Subscribe: $5 for 5 months!
Medical Marijuana Louisiana

Even as more Americans are smoking marijuana legally, many continue to languish behind bars for marijuana offenses.

(AP Photo/Richard Vogel, File)

Last month, American lawmakers, marijuana policymakers and industry leaders held a hearing on Capitol Hill about the future of marijuana legalization. While there was clear bipartisan support and even discussion of “restorative justice” for minorities adversely affected by the war on drugs, conspicuously absent was any discussion of sentence relief for those Americans still serving life sentences without the possibility of parole for nonviolent marijuana offenses.

If lawmakers and the leaders of this fledgling industry who hope to profit from legalization do not support retroactive sentence relief for these pot prisoners of war, the legal cannabis industry will have neither integrity nor credibility. True restorative justice can only begin with clemency for those Americans serving life sentences for marijuana. There were no allegations of violence in the cases of the white, black and Latino men serving life for marijuana, yet all will likely die in prison.

Leopoldo Hernandez-Miranda, a 78-year-old Cuban fisherman, has served 26 years while Anthony Kelly, 46, has served 20 years (for barely an ounce of pot).

Less than two months ago, wheelchair-bound 62-year-old Michael Pelletier, who served 12 years, was denied compassionate release by the Bureau of Prisons. Kenny Kubinski, 72, a decorated Vietnam veteran with three purple hearts and a bronze star, has served 27 years for marijuana conspiracy and a cocaine charge that he vehemently denies.

Claude DuBoc and Albert Madrid, both over 70 years old, have served over 20 years. Marijuana smuggler John Knock was extradited from France in January 1999 and charged with an unproven conspiracy that was concocted by a U.S. attorney in Florida. After Knock’s co-conspirators, also facing life sentences, testified against him in exchange for immunity, he was sentenced to two life terms plus 20 years. DuBoc, Knock’s co-conspirator pleaded guilty on the advice of his lawyer, F. Lee Bailey. DuBoc cooperated with the government and surrendered approximately $100 million in cash and assets. The smuggler received a life sentence and lawyer Bailey went to prison rather than surrender $20 million of his client’s stock.

Retired Drug Enforcement Administration agent James Conklin stated that he felt the sorriest for “the stand-up crooks,” like Knock, who refused to cooperate with law enforcement and actually chose to go to trial.

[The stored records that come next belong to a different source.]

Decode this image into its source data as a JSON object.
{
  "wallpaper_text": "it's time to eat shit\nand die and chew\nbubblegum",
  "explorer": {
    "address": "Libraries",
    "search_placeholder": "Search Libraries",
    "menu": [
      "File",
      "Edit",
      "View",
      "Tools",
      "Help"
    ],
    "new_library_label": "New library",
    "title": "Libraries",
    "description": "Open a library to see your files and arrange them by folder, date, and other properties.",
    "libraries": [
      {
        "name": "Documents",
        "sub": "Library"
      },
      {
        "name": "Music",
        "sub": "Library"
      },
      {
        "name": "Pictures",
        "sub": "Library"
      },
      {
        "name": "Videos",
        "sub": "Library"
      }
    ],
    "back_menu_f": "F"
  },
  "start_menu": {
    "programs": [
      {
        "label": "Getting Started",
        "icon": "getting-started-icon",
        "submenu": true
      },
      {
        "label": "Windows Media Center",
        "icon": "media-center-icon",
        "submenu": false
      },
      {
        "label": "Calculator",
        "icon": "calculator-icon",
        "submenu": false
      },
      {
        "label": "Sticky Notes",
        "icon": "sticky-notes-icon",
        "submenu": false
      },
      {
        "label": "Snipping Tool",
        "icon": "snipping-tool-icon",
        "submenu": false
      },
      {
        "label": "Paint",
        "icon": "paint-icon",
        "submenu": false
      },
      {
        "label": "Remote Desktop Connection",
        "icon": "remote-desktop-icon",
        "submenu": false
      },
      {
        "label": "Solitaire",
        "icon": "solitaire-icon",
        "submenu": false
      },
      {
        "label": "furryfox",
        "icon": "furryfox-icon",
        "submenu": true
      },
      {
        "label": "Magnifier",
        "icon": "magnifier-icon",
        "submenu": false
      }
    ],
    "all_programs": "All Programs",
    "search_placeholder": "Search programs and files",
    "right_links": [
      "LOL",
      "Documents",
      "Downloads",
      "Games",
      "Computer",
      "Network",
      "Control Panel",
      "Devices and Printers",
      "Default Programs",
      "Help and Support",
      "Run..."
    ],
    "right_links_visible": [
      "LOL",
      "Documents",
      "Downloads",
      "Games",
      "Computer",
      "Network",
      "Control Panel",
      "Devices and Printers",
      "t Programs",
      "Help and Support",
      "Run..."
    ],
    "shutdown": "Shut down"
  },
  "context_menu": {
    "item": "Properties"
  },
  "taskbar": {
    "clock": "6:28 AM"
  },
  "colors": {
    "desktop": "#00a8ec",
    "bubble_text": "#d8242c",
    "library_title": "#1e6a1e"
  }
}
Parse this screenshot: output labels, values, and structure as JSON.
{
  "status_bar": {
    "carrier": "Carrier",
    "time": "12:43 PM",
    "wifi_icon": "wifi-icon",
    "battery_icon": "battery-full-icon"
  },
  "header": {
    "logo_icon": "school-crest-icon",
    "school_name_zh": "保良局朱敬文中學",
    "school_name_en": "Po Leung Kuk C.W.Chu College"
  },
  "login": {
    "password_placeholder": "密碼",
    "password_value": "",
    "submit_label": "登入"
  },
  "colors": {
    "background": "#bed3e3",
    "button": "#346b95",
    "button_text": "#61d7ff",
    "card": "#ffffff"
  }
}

Knock exercised his constitutional right to a trial and was punished for it.

On the other hand, co-conspirator Julie Roberts surrendered through a high-profile lawyer, shrewdly negotiated a plea deal, testified against all of her former compatriots and helped the government recover assets. Although she too was facing a life sentence, Roberts did not spend a single night in prison.

Does Knock deserve more prison time than heroin and cocaine kingpin Miguel Angel Felix Gallardo, a man who was linked to the torture and killing of U.S. drug agent Enrique Camarena? Does DuBoc deserve more jail time than Manuel Felipe Salazar-Espinosa, once reputed to be one of the world’s most significant kingpins? Does Madrid deserve more jail time than convicted traitors John Walker Lindh or Jonathan Pollard?

The United States declared a war on drugs in 1973, and it has been fraught with contradictions and crippled by hypocrisy and unrealistic policy objectives. Forty-plus years and massive expenditure later, the U.S. has the largest prison population in the world and a racially imbalanced, two-tiered judicial system under which black teens caught with a handful of crack rocks do hard time in state prisons while the bankers who launder Mexican cocaine cartels’ blood-stained billions simply pay fines.

This month, after serving 30 years of a life sentence for marijuana and hashish smuggling, terminally ill Calvin Robinson was granted a compassionate release from prison. While this is a step in the right direction, it still falls far short of justice. Vietnam veteran Kubinski put it best: “Now I am a POW of another war with no clear mission. This time I am the enemy of the country I love and had sacrificed for.”

Peter Maguire is the author of “Law and War,” “Facing Death in Cambodia” and “Thai Stick.” He is a historian and former war-crimes investigator who has taught law and war theory at Columbia University, Bard College and University of North Carolina-Wilmington.